Wednesday, February 20, 2008

True Names

The Logos in the Logolo
The sigil in the sight
All the dreams of fleeting worlds
The words fade into night
Temporal aeons come and go
In the nonspace of the mind
All the world, in a naught shell
Waiting for the end of time

But break free, from tinting lens we can
Undamn the gis-hur and the ME
Create from order, chaos born
And bring about the promised day
All of time is naught but sand
And all of man is clay
Create from chaos, order, born
And bring about the promised day

The water of the abzu's heart
The diamond in the ash
The maklu in the winter's dark
The comma and the slash
But still, from gaia's broken heart
And broken womb we can
Regain ourselves, and with us hope
For dilmun, eden, promised land

For now we see through a glass, darkly
Till one greater man restore us
And regain the blissful fruit
Born out of chaos
And justify the way of gods to men

Wednesday, February 6, 2008



N. Key, Jr
O. Ravenhurst
M. Alaclypse III
J. Malik
G. Dorn
S. Moon
R. Wilson

Let c and t represent the set of contradictions and tautologies, respectively. To determine whether a contradiction and a tautology are equivalent, one calculates:

( c ∪ t ) ∪ ( c ∩ t ) →
~( ( c ∩ t ) ∩ ( c ∪ t ) ) →
~( (c ∩ t ) ∪ ( c ∩ c ) ∪ ( t ∩ t) ∪ ( t ∩ t) ) →
~( c ∩ t ) ∩ ~( c ∩ c ) ∩ ~( t ∩ t)

This brings up interesting points:
As expected
, no contradiction is also a tautology. However, if one does not assume trivial identity, one recognizes that the outcome implies that no contradiction is a contradiction, and no tautology is a tautology.

This proves, mathematically, that no equals are the same. It also disproves all of symbolic logic through symbolic logic.

Furthermore, we can simplify using identity:

~( c ∩ t) ∩ ~c ∩ ~t →
( c ∪ t) ∩ ~c ∩ ~t →
( c ∩ ~c ∩ ~t ) ∪ (t ∩ ~c ∩ ~t) →
( ( c ∩ ~c ) ∩ ~t) ∪ ( ( t ∩ ~t ) ∩ ~c ) →
( F ∩ ~t ) ∪ ( F ∩ ~c ) →
F ∪ F →

In other words, if we use the identity property, our initial statement (that contradictions and tautologies are either mutually dependent or mutually exclusive) reveals itself as a contradiction, whereas without the identity property, it reveals the identity property as a contradiction.

To prove an obvious truism as a contradiction is the result in either case, and the unique factoring method does not break DeMorgan's Law, nor any other rule of formal symbolic logic. The fact that we pursued operations in a non-canonical order upon a statement that seems initially to be simplified maximally is irrelevant in determining the validity of our results, since no rules were broken.

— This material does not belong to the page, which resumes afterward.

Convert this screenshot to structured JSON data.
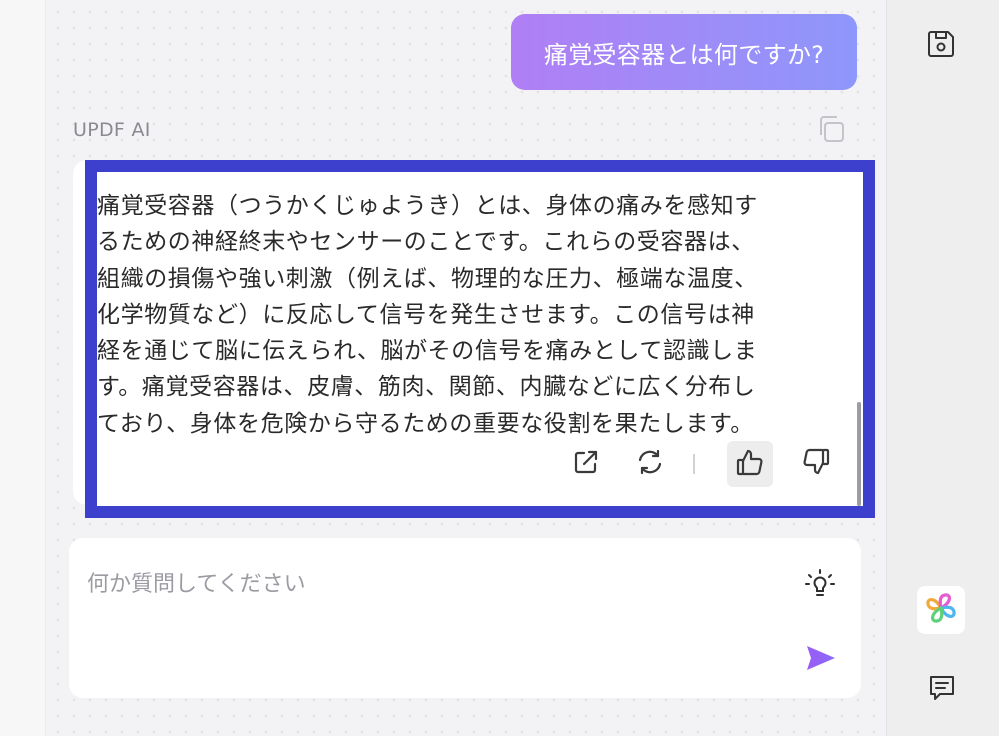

In the end, it seems that the basic tenets of symbolic logic are inherently flawed. We have, at this point, no suggestions on how to remedy this, aside from those suggestions that invalidate the rules of symbolic and formal logic - suggestions which are irrational and do not correspond to the traditional concepts of reason - however, as our proof invalidated reason as it now stands, we must state our conclusion: nothing is true, and everything is permissible. There are no logical relationships that cannot be proven to be contradictions, even those that are proven to be correct elsewhere.